1. Instead of cold cereal for breakfast, look for shredded wheat or another whole-grain product. Not all high-fiber cereals use whole grains, so check the label. For cooked cereals, oats (steel cut), amaranth or barley are all excellent. Pancakes made with buckwheat or oatmeal are also very good. Add fresh or frozen blueberries, cranberries or strawberries for extra flavor and nutritional value! If you have a grinder or flour mill, you can grind rice or wheat berries to make your own cream of rice or cream of wheat cereal. Simply cook with water and add a small amount of vanilla extract, cinnamon and/or butter for an excellent, delicious whole grain breakfast!

2. Choose low-fat, whole-grain snacks. Munch on whole-grain bagel or crispbread rather than a donut, bagel or candy bar. Almonds (raw is best) are technically not a grain, but they make an excellent snack food.

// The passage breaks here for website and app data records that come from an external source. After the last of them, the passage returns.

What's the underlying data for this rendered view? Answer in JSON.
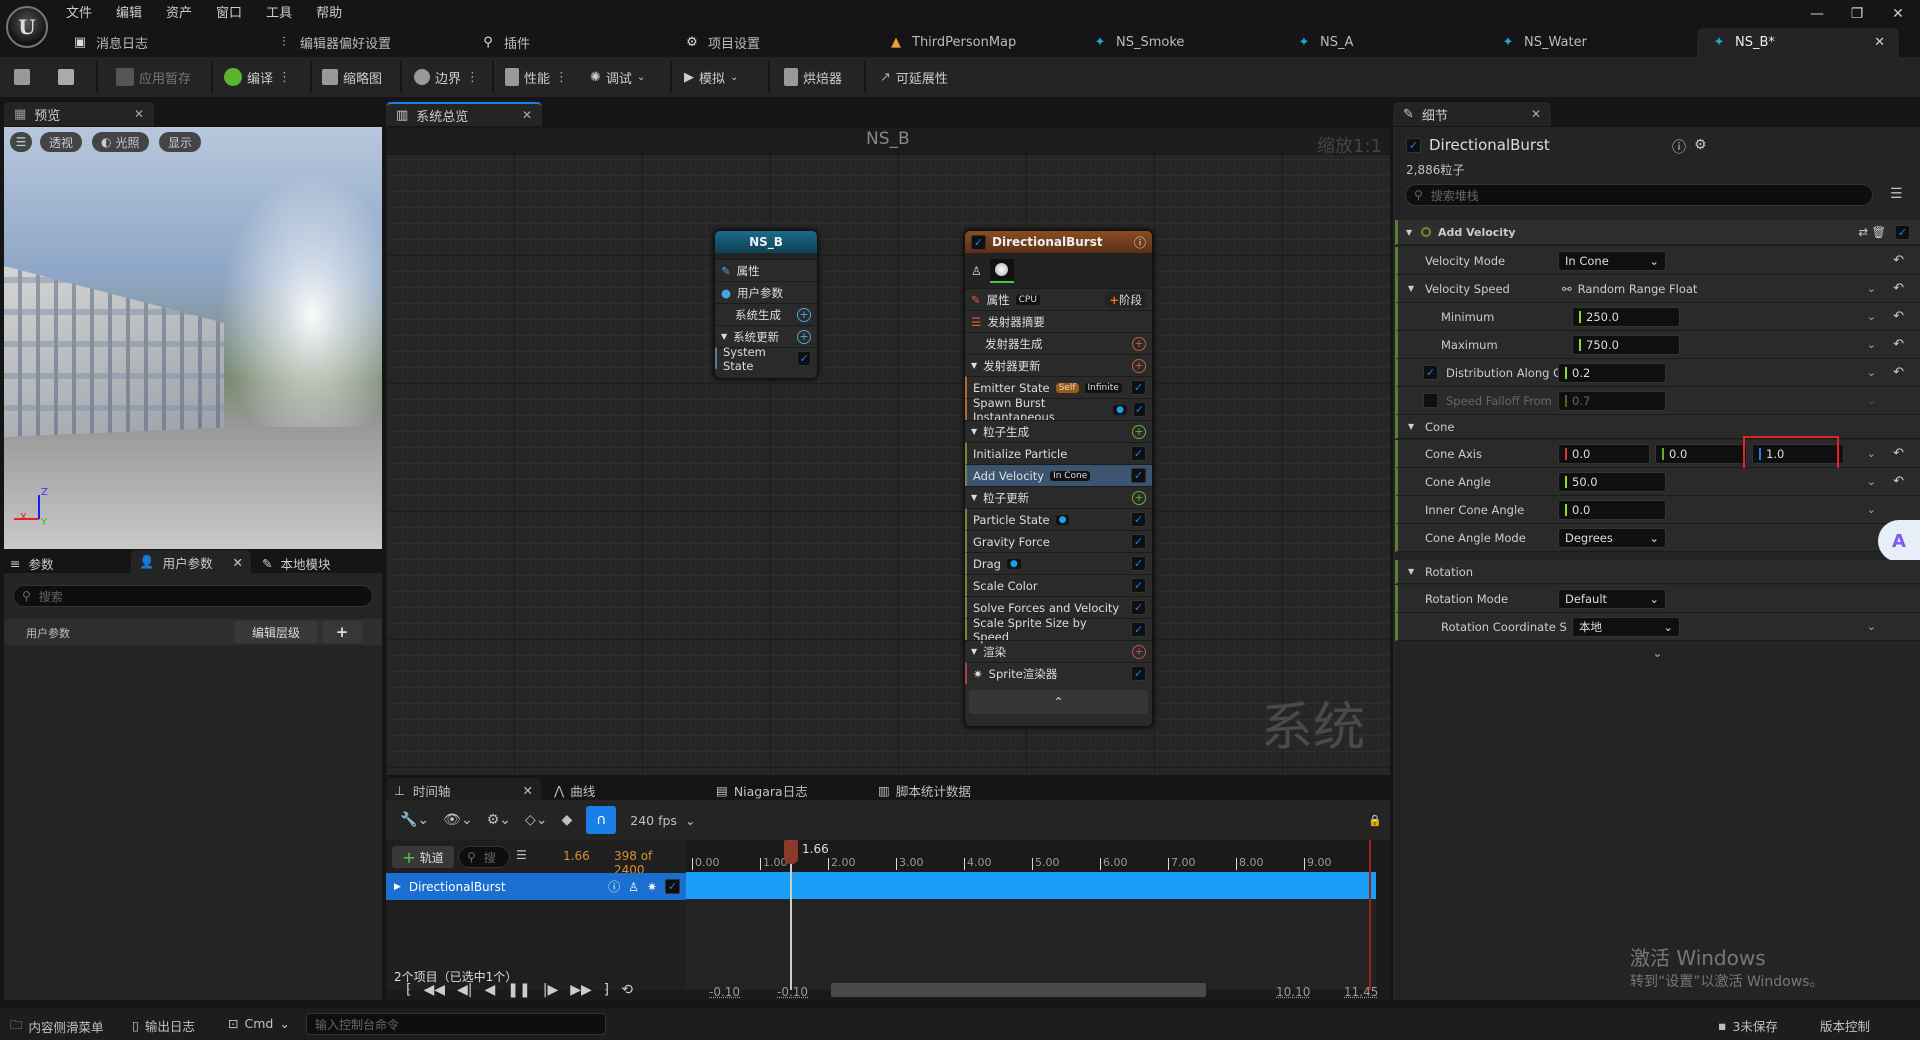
{
  "menu": [
    "文件",
    "编辑",
    "资产",
    "窗口",
    "工具",
    "帮助"
  ],
  "doc_tabs": [
    {
      "label": "消息日志",
      "icon": "message-log-icon"
    },
    {
      "label": "编辑器偏好设置",
      "icon": "sliders-icon"
    },
    {
      "label": "插件",
      "icon": "plugin-icon"
    },
    {
      "label": "项目设置",
      "icon": "project-settings-icon"
    },
    {
      "label": "ThirdPersonMap",
      "icon": "level-icon"
    },
    {
      "label": "NS_Smoke",
      "icon": "niagara-system-icon"
    },
    {
      "label": "NS_A",
      "icon": "niagara-system-icon"
    },
    {
      "label": "NS_Water",
      "icon": "niagara-system-icon"
    },
    {
      "label": "NS_B*",
      "icon": "niagara-system-icon"
    }
  ],
  "toolbar": {
    "apply": "应用暂存",
    "compile": "编译",
    "thumbnail": "缩略图",
    "bounds": "边界",
    "performance": "性能",
    "debug": "调试",
    "simulate": "模拟",
    "baker": "烘焙器",
    "scalability": "可延展性"
  },
  "preview": {
    "tab": "预览",
    "perspective": "透视",
    "lighting": "光照",
    "show": "显示",
    "axis": {
      "x": "X",
      "y": "Y",
      "z": "Z"
    }
  },
  "params": {
    "tabs": [
      "参数",
      "用户参数",
      "本地模块"
    ],
    "search_placeholder": "搜索",
    "section": "用户参数",
    "edit_hierarchy": "编辑层级",
    "add": "+"
  },
  "graph": {
    "tab": "系统总览",
    "title": "NS_B",
    "zoom": "缩放1:1",
    "watermark": "系统",
    "system_node": {
      "title": "NS_B",
      "rows": [
        "属性",
        "用户参数",
        "系统生成",
        "系统更新",
        "System State"
      ]
    },
    "emitter_node": {
      "title": "DirectionalBurst",
      "properties": "属性",
      "cpu": "CPU",
      "stage": "阶段",
      "summary": "发射器摘要",
      "emitter_spawn": "发射器生成",
      "emitter_update": "发射器更新",
      "emitter_state": "Emitter State",
      "self": "Self",
      "infinite": "Infinite",
      "spawn_burst": "Spawn Burst Instantaneous",
      "particle_spawn": "粒子生成",
      "init_particle": "Initialize Particle",
      "add_velocity": "Add Velocity",
      "in_cone": "In Cone",
      "particle_update": "粒子更新",
      "update_modules": [
        "Particle State",
        "Gravity Force",
        "Drag",
        "Scale Color",
        "Solve Forces and Velocity",
        "Scale Sprite Size by Speed"
      ],
      "render": "渲染",
      "sprite_renderer": "Sprite渲染器"
    }
  },
  "details": {
    "tab": "细节",
    "emitter": "DirectionalBurst",
    "particle_count": "2,886粒子",
    "search_placeholder": "搜索堆栈",
    "module": "Add Velocity",
    "rows": {
      "velocity_mode": {
        "label": "Velocity Mode",
        "value": "In Cone"
      },
      "velocity_speed": {
        "label": "Velocity Speed",
        "value": "Random Range Float"
      },
      "minimum": {
        "label": "Minimum",
        "value": "250.0"
      },
      "maximum": {
        "label": "Maximum",
        "value": "750.0"
      },
      "distribution": {
        "label": "Distribution Along C",
        "value": "0.2"
      },
      "speed_falloff": {
        "label": "Speed Falloff From",
        "value": "0.7"
      },
      "cone": {
        "label": "Cone"
      },
      "cone_axis": {
        "label": "Cone Axis",
        "x": "0.0",
        "y": "0.0",
        "z": "1.0"
      },
      "cone_angle": {
        "label": "Cone Angle",
        "value": "50.0"
      },
      "inner_cone_angle": {
        "label": "Inner Cone Angle",
        "value": "0.0"
      },
      "cone_angle_mode": {
        "label": "Cone Angle Mode",
        "value": "Degrees"
      },
      "rotation": {
        "label": "Rotation"
      },
      "rotation_mode": {
        "label": "Rotation Mode",
        "value": "Default"
      },
      "rotation_coord": {
        "label": "Rotation Coordinate S",
        "value": "本地"
      }
    }
  },
  "timeline": {
    "tabs": [
      "时间轴",
      "曲线",
      "Niagara日志",
      "脚本统计数据"
    ],
    "fps": "240 fps",
    "add_track": "轨道",
    "search_placeholder": "搜",
    "current_time": "1.66",
    "frame": "398 of 2400",
    "track": "DirectionalBurst",
    "ticks": [
      "0.00",
      "1.00",
      "2.00",
      "3.00",
      "4.00",
      "5.00",
      "6.00",
      "7.00",
      "8.00",
      "9.00"
    ],
    "playhead": "1.66",
    "items": "2个项目（已选中1个）",
    "range_start": "-0.10",
    "view_start": "-0.10",
    "view_end": "10.10",
    "range_end": "11.45"
  },
  "statusbar": {
    "content_drawer": "内容侧滑菜单",
    "output_log": "输出日志",
    "cmd": "Cmd",
    "console_placeholder": "输入控制台命令",
    "unsaved": "3未保存",
    "source_control": "版本控制"
  },
  "watermark": {
    "line1": "激活 Windows",
    "line2": "转到“设置”以激活 Windows。"
  }
}
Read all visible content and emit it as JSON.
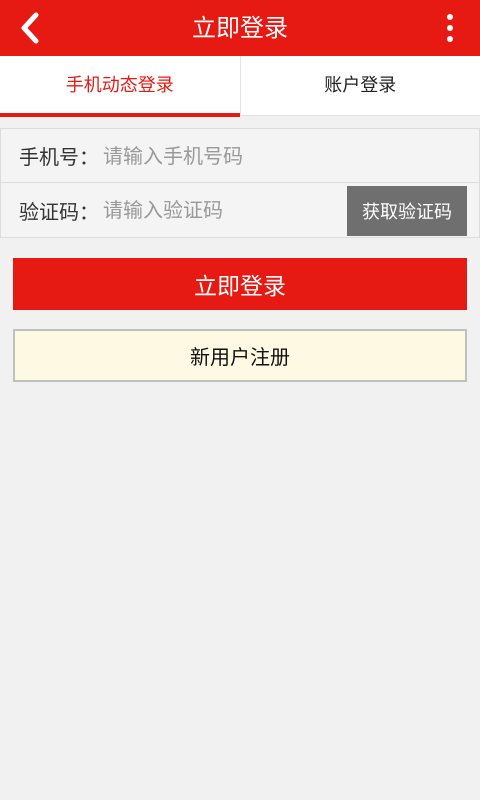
{
  "header": {
    "title": "立即登录",
    "back_icon": "chevron-left-icon",
    "more_icon": "more-vertical-icon"
  },
  "tabs": [
    {
      "label": "手机动态登录",
      "active": true
    },
    {
      "label": "账户登录",
      "active": false
    }
  ],
  "form": {
    "phone_label": "手机号：",
    "phone_placeholder": "请输入手机号码",
    "phone_value": "",
    "code_label": "验证码：",
    "code_placeholder": "请输入验证码",
    "code_value": "",
    "get_code_label": "获取验证码"
  },
  "actions": {
    "login_label": "立即登录",
    "register_label": "新用户注册"
  },
  "colors": {
    "brand_red": "#e61a12",
    "code_button_gray": "#6f6f6f",
    "register_bg": "#fdf9e3"
  }
}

3. Use whole-grain flour. Use at least half whole-grain flour in any recipe that calls for it. You can also add/exchange freshly ground flax seeds to almost any recipe containing flour. Exchange about 1/4 of the amount of flour called for with ground flax.

4. Garnish foods with freshly ground flax seeds. Sprinkle into casseroles, meat loaf, meat balls, or add some to yogurt, cottage cheese, and salads for extra fiber. Try adding some barley or millet to soups or stews.

5. Use oats when you bake. It makes a great substitute for some of the flour.

6. Replace pasta (which is a man-made processed food, unless you are making it at home fresh with whole grain flour) with wild rice or kasha.

7. Choose oatmeal, whole-wheat or multigrain breads. When you buy pitas, hamburger rolls or English muffins, check that the first ingredient listed is a whole grain, such as "whole-grain" oats, wheat, flour, brown rice, corn or barley, "whole wheat" or "whole rye."

8. Instead of white rice, use brown rice or wild rice. You will double or quadruple the fiber content and greatly increase the nutritional content.

9. If you are in a hurry, try fast-cooking whole grains such as whole-wheat couscous and cracked wheat. You can also plan ahead and prepare grains that take longer to cook (wild rice, buckwheat or barley) and store them in an airtight container in the refrigerator for a day or two. When you're ready to use it, add chicken or veggies and reheat. This is also excellent for casseroles. Also, try the grains for lunch in a cold salad.

10. There are several companies that make excellent whole-grain products (see chart below). Ezekiel Bread is available in the freezer of most health food stores or health sections of your grocery store if you do not want to bake your own. My personal favorite is an excellent company that not only uses whole grains, they also use no hydrogenated oils in their baked goods . They are Natural Ovens from Manitowoc, WI. If you can’t get their products locally, go to www.naturalovens.com to find out which stores carry them or to order online.

Explore a health-food store or spend some time in the health section of your grocery store. Whole grains like bulgur, kasha, amaranth and quinoa are much higher in fiber and nutrients, have more flavor and texture than noodles or white rice. Treat yourself to a couple of cookbooks from Indian, Middle Eastern or other cuisines that use these grains, and experiment. Jazz them up even more with vegetables and seasonings such as curry powder, sage or rosemary.

  • BREAD made with white flour (Any brand sold at regular grocery stores)
  • CRACKERS made with white flour
  • PASTA made with white flour
  • Eden Pasta
  • BAGELS made with white flour
  • TORTILLAS made with white flour
  • BREAKFAST CEREALS (All extruded breakfast cereals, whether sold in supermarkets or health food stores)
  • Alvarado Street Bakery
  • Cybro’s
  • Shiloh Farms Bakery
  • Natural Ovens Bakery
  • Nature’s Path
  • Ezekiel Bread
  • Jerusalem Pita Bread
  • Great Grains (California) and other local bakeries that use whole grains
  • Wasa Sourdough Rye
  • Ak Mak
  • Hol-Grain
  • Eden Pasta
  • Alvarado Street Bakery bagels
  • Natural Ovens bagels
  • Alvarado Street Bakery sprouted wheat tortillas
  • Wild Rice
  • Lundberg Organic Brown Rice
  • Bob’s Red Mill Grains
  • Arrowhead Mills Grains
  • Steel-cut oats or barley
  • Wheatena